We all know that taking exercise has both physical and mental health benefits. Staying active is easy for some, and not so easy for others. The current campaign run by the Chartered Society of Physiotherapy is “Love activity, Hate exercise”.

Taking this principle we try to prompt and increase where possible, general activity for all our patients at our St Neots neurological service.

For some this may be encouraging them to be more involved on the ward generally, in group activities or on outings.

For the more physically able patients, we were looking for a fun way to engage and push them outside their comfort zone to see if this could potentially improve their function or mobility.

The team at St Neots try to use the local community in the provision of meaningful activity, as this maintains a normalisation to activities and allows the person to undertake these within a natural environment.

We are lucky to have locally the Huntingdon Gymnastics Club in close proximity to the site.

This is the gymnasium used to train the British gymnasts for the Olympics.

Three patients from the St Neots service joined the club’s disability programme which ran for 10 weeks and they attended one session per week.

Each session had a loose structure, and allowed each patient to use the equipment to tailor the activities to test and progress mobility, balance, co-ordination and stamina.

The programme also offered our patients the opportunity to use their soft skills such as turn-taking and socialising.

We were unsure how the patients would respond to the hour long session, the set up of the environment and also the consistency of weekly attendance.

The “Timed up and go test” was used as a simple outcome measure and mobility benchmark as it has been shown to be reliable in patients with Parkinson’s disease and other neurological conditions.

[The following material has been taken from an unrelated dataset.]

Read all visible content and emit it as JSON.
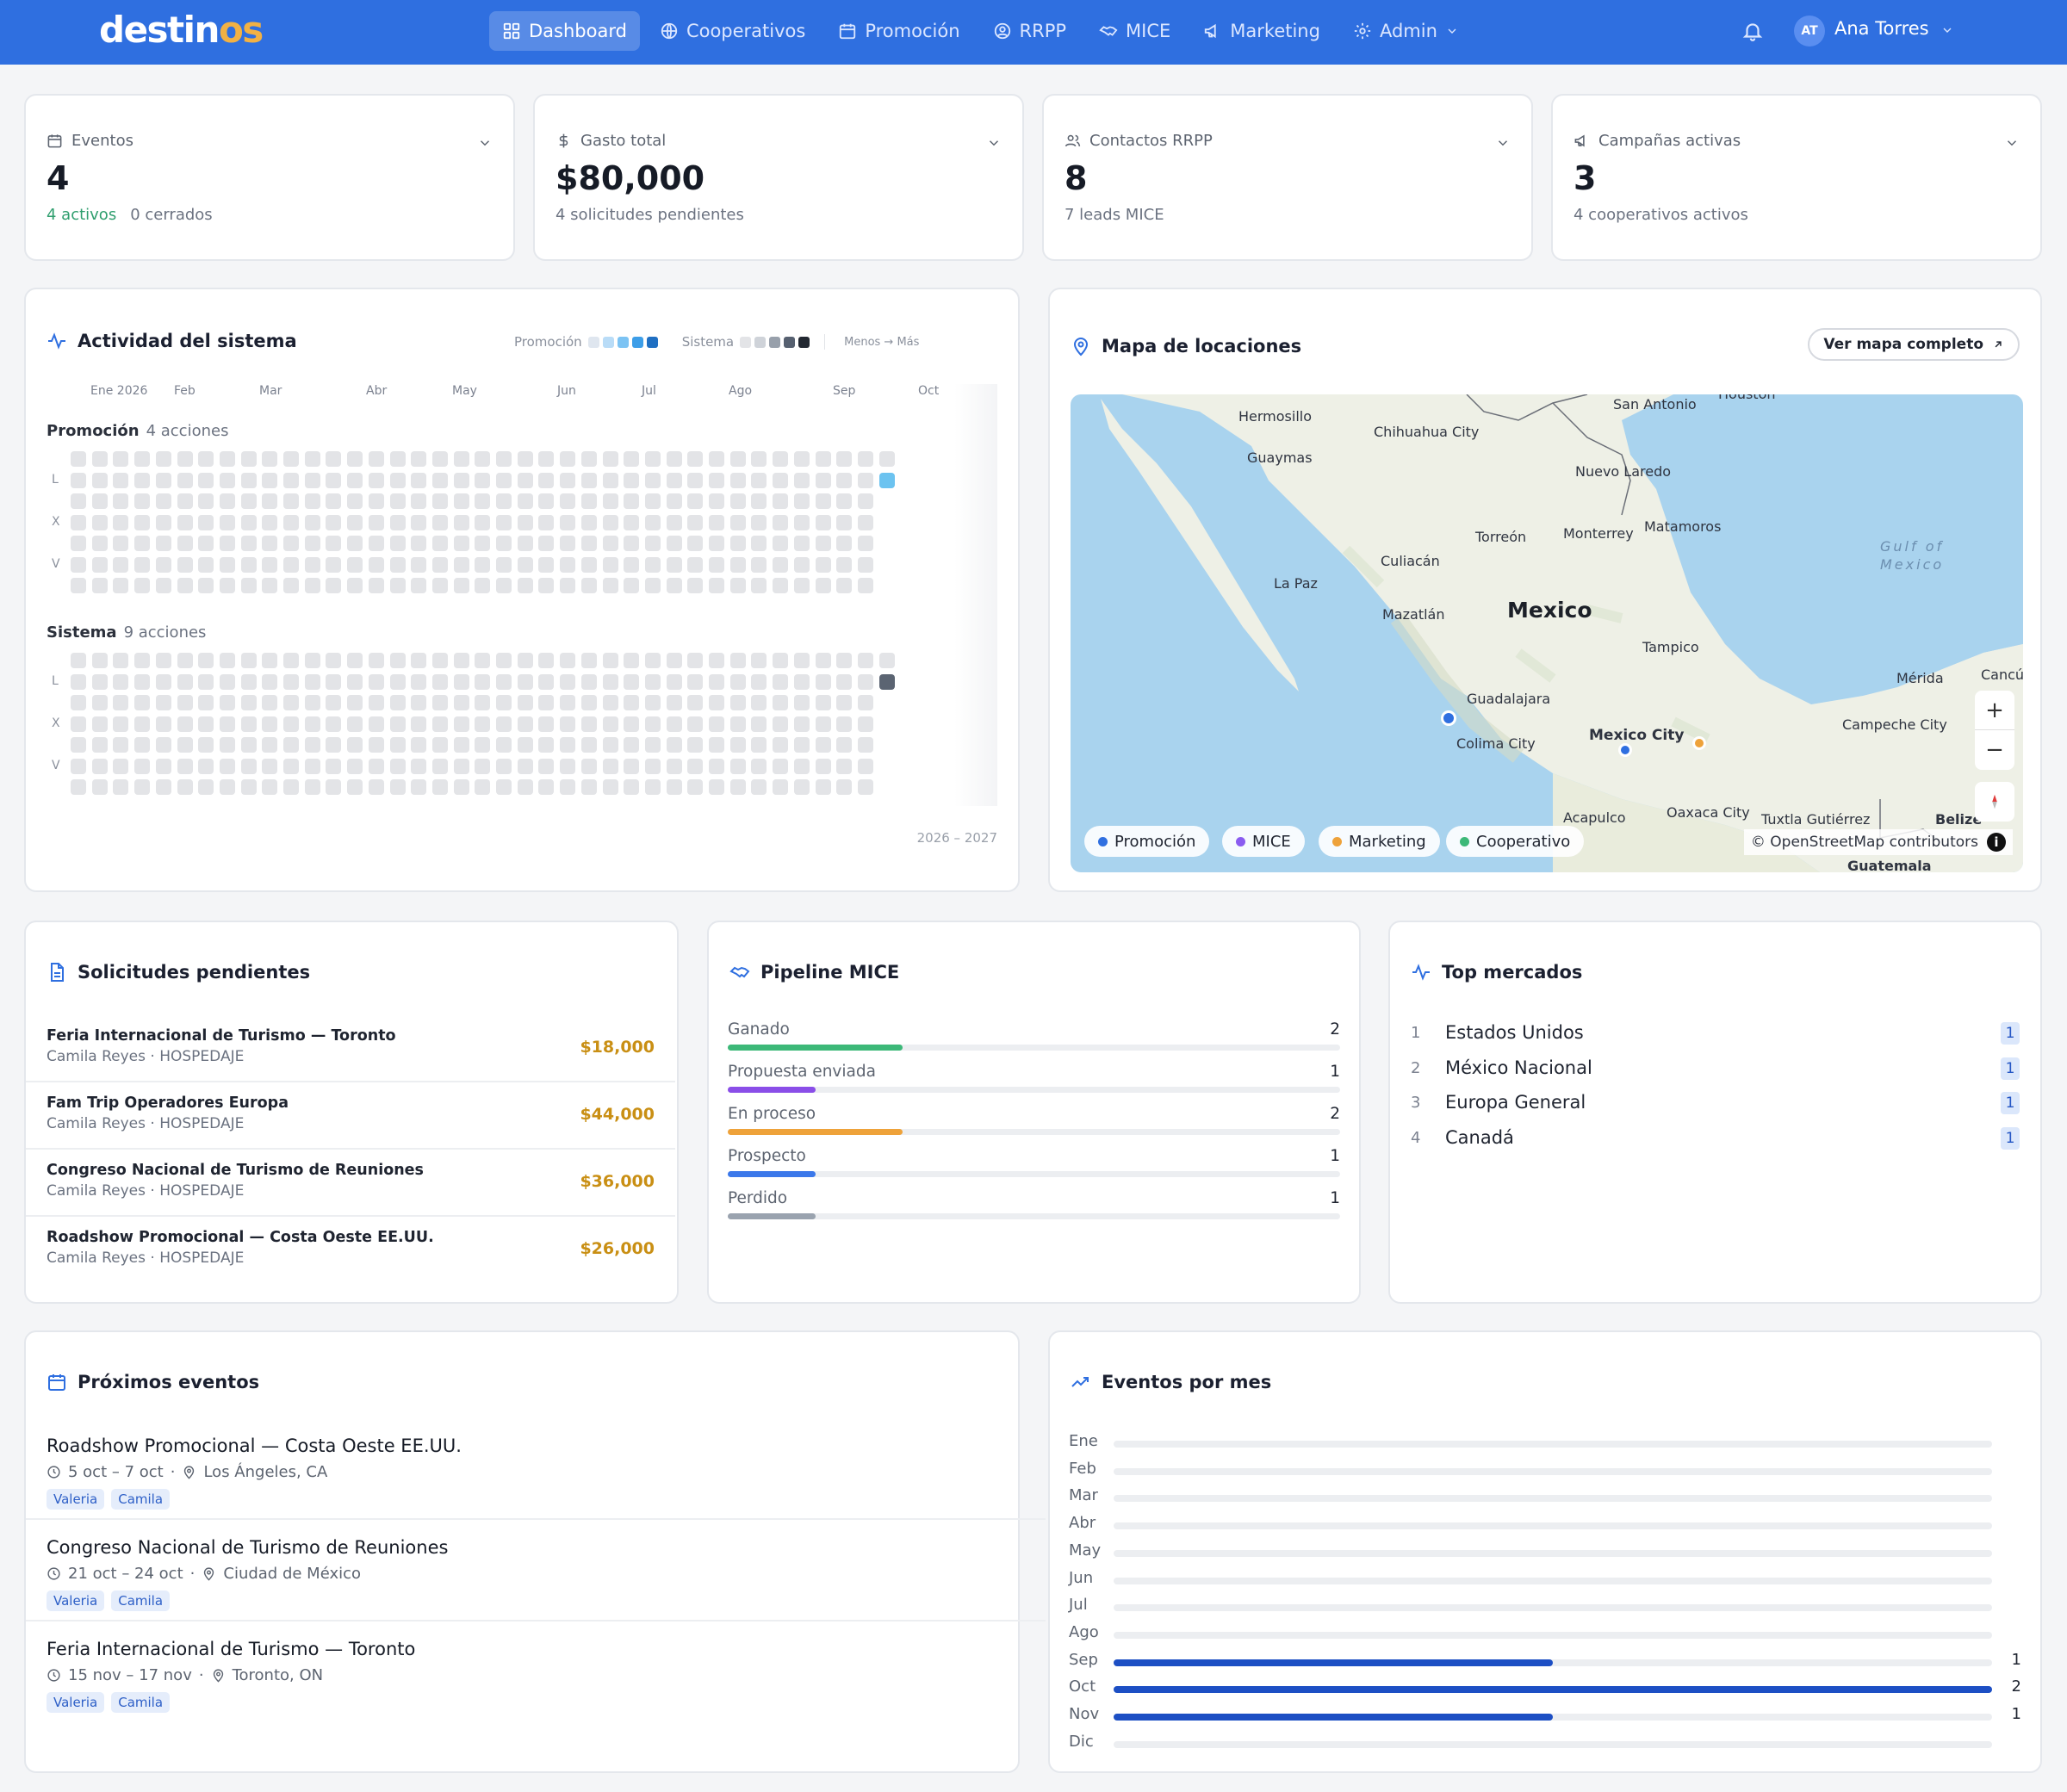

However, the main focus of the sessions was to enable activity and fun. Susan and Richard, both of whom have a diagnosis of Huntington’s Disease, and a gentleman who sustained a brain injury in 1996, all agreed to trial the programme.

All three patients were independently mobile on the ward and accessed the community for various trips.

The programme was designed to drive these patients past their normal activities in a safe environment, allowing them freedom of movement without concern over injury and with a focus on fun not fitness, hopefully with the side-effect of improving their mobility.

Over the 10 weeks, the patients were involved in:
• Balancing on soft surfaces, balancing at height, climbing over uneven surfaces
• Parachute group activities, selective movement and balance games
• Ball throwing, catching, target throwing
• Trampolining, jumping into the sponge pit
• Sponge pit commando crawling. Repeating the Timed Up and Go test
after just six weeks showed the following improvements (see table below).

But perhaps more importantly than the physical improvements in mobility are the subjective benefits, as demonstrated by the following:

Richard: “I just feel better…I’m more confident…I’ve never done a front summersault before, it’s great! Can we keep going?”

Susan: “I feel more active and confident I can do things. It’s important to keep going, I can try things I didn’t think I could do.”

The third patient said: “I feel knackered afterwards, but that feels good.

“I like pushing you in the sponge pit” Feedback from ward staff after the sessions included: “Could he go every day?”

“He seems so calm after he gets back.” “Often he has the best afternoon all week when he gets back.”

Staff from other users of the session also remarked: “Your guys really love this session don’t they? You can see it all over their faces.”

Overall, we were aiming to encourage increased activity to help preserve physical function for patients who have a neurological condition, and to maximise and preserve independence and function for as long as possible.

Over the 10-week programme we have seen a significant improvement in each patient’s mobility. We have signed up for next term and are busy thinking of new activities to continue to provide challenges for the patients outside of their comfort zone; but more importantly, allowing them to have fun whilst being active.

For the less physically able patients that are unable to attend the programme we are looking at incorporating some of the ideas from the sessions into our own programme at the hospital so the patients can be active and have some fun.

Penny Jarrold is a senior physiotherapist at St Neots Hospital, part of Elysium Healthcare. www.elysiumhealthcare.co.uk.